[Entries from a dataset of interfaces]
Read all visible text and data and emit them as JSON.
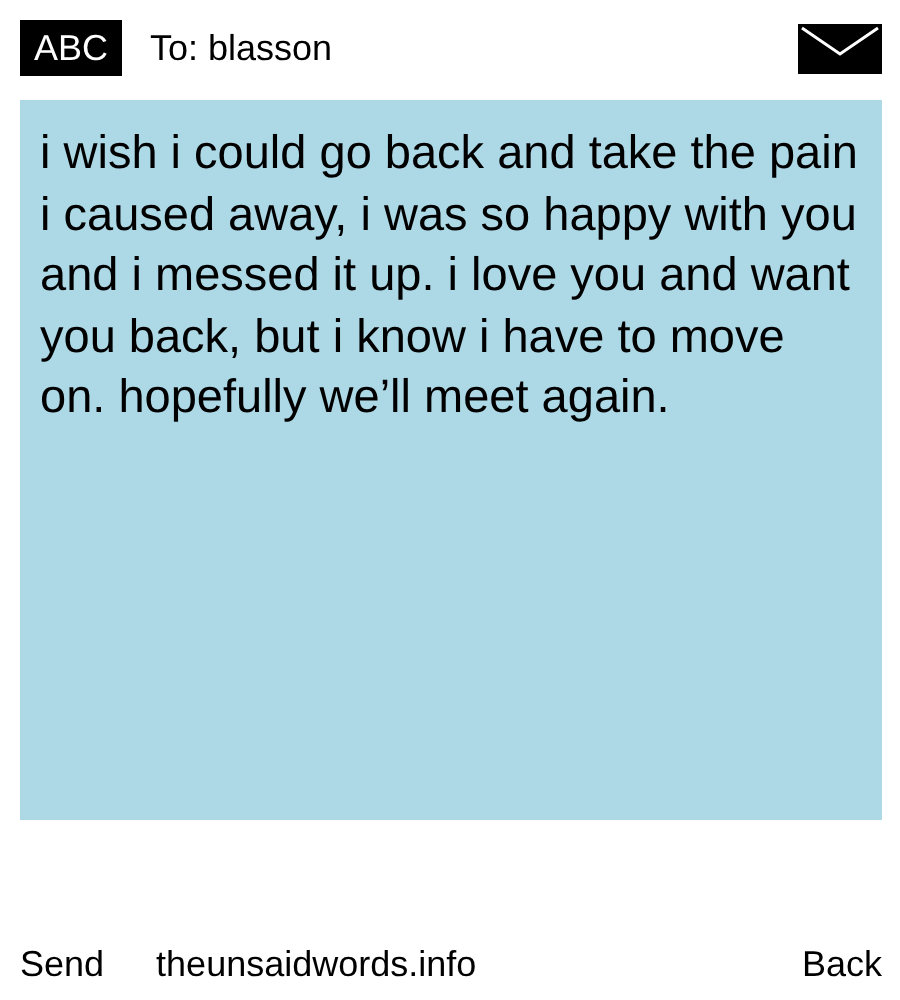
{
  "header": {
    "badge": "ABC",
    "recipient": "To: blasson"
  },
  "message": "i wish i could go back and take the pain i caused away, i was so happy with you and i messed it up. i love you and want you back, but i know i have to move on. hopefully we’ll meet again.",
  "footer": {
    "send": "Send",
    "site": "theunsaidwords.info",
    "back": "Back"
  }
}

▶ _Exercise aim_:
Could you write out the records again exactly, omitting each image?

▶ _Reply_:
Read all visible text and data and emit them as JSON.
{
  "header": {
    "badge": "ABC",
    "recipient": "To: blasson"
  },
  "message": "i wish i could go back and take the pain i caused away, i was so happy with you and i messed it up. i love you and want you back, but i know i have to move on. hopefully we’ll meet again.",
  "footer": {
    "send": "Send",
    "site": "theunsaidwords.info",
    "back": "Back"
  }
}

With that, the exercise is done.